KAL: Not fat at all. He's not overweight at all.
KRIS: He's fantastic. He's awesome. He's good.
DOC: Just letting you go here. Just letting you go. Just letting you go. All right.
KAL: His hands are very, very slender as he writes my paycheck.
KRIS: Yes. Yes. And when he gives me a hug, I literally can get all around him. He can't get around me.
KAL: I don't know about that.
KRIS: Oh, really?
DOC: Okay. All right. All right. So you're saying Glenn Beck is thin then?
KRIS: Yes, he's thin.
DOC: Kal, do you say he's thin?
KAL: I'm sorry, what? These headphones are not working.
DOC: All right. Move on. Well, I was trying to start with something that was more obvious. Perhaps I made a mistake there. All right. Let's go to line 11. Bill in the great state of Florida, thanks for calling the Glenn Beck Program. How are you?
CALLER: I'm doing fine. I have a question, do they realize how much power they gave women? Anyone can hit the lotto or have a successful business and someone can come from the past and say, "Hey, he did this," just to make money, and nothing really happened.
DOC: Yeah. We've given women way too much power. I mean, that whole suffrage thing, that started the ball rolling, Bill. That was the whole -- no, I know what you mean. If you go back 30, 40 years or whatever, women and many people have a legitimate beef when they say women were never believed. You know, that they automatically didn't believe them. And that's the reason now they keep saying, every woman deserves to be heard. The problem is now the pendulum has swung completely the other way, where as long as you accuse somebody, you're believed, and it's believed to be true. And that's a bigger problem.
CALLER: Yep. That's all I had. You guys are doing a great job. Have a nice Thanksgiving.
DOC: Thanks, buddy. Appreciate it. Happy Thanksgiving.
You understand what I'm saying there? It's a bigger problem to accuse people and have that accusation be believed with no proof, no rule of law, no justice system. Now, a lot of this stuff is just tried in the court of opinion.
But that's a bigger problem. The idea of --
KAL: The court of opinion matters almost as much.
DOC: Matters. Because we live on social media, Kal. Everything. You can't even have a restaurant without having it rated by four different apps.
DOC: Everything is judged like that. And we share this information.

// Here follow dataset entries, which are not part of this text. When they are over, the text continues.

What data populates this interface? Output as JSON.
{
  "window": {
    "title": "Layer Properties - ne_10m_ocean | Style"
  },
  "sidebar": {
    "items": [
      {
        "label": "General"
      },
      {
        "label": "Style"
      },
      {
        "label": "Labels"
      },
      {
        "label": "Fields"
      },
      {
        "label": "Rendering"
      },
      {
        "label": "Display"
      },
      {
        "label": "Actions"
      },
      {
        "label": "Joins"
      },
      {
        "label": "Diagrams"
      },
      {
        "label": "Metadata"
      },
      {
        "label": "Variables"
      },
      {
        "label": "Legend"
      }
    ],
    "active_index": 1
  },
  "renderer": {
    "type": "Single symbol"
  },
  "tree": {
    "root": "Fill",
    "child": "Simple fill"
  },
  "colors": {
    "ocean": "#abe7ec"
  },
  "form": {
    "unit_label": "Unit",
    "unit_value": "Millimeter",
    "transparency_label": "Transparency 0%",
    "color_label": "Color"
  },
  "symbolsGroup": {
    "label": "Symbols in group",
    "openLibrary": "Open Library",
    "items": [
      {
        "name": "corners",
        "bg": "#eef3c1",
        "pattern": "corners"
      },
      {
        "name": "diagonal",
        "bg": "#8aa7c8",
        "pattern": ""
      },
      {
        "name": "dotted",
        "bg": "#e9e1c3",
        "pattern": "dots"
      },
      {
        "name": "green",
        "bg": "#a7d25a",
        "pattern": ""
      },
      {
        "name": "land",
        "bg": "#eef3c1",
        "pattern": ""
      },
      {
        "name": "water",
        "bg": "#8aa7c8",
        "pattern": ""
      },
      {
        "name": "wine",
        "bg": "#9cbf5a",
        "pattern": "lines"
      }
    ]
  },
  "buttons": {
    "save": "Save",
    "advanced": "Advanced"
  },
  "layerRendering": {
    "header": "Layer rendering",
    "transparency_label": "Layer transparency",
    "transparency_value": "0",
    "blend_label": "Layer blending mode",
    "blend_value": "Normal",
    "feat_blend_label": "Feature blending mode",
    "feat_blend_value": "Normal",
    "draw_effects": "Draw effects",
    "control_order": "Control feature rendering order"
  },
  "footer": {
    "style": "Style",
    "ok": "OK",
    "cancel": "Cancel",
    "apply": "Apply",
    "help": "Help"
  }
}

The court of public opinion is now as valuable and important and powerful as it ever has been. Yes, I recognize, as Mitt Romney said, that, you know, innocent until proven guilty is for the justice system. The legal system.
But shouldn't it also apply in the court of public opinion?
Shouldn't it? So while women were not believed and they were victimized, some men were not believed and victimized over the years. And they said, oh, well, I'm not even going to entertain what you're saying about so-and-so touching you inappropriately, because I like that guy and just go away, and that was horrible. That person who was guilty of something got away with it. That's horrible. But worse, to convict somebody -- even the court of public opinion, when they're innocent, I would rather when we're dealing with the justice system, set free 100 guilty people than send one innocent person to jail. Maybe you disagree. I think that's a pretty good system. So that's the reason we discussed this.
Please, keep recognizing which claims are segregations which ones are proven. Half of Al Franken's are proven. She said he kissed her without permission. Forcibly, whatever. And then number two, he groped her. The groping is on film. That part is proven.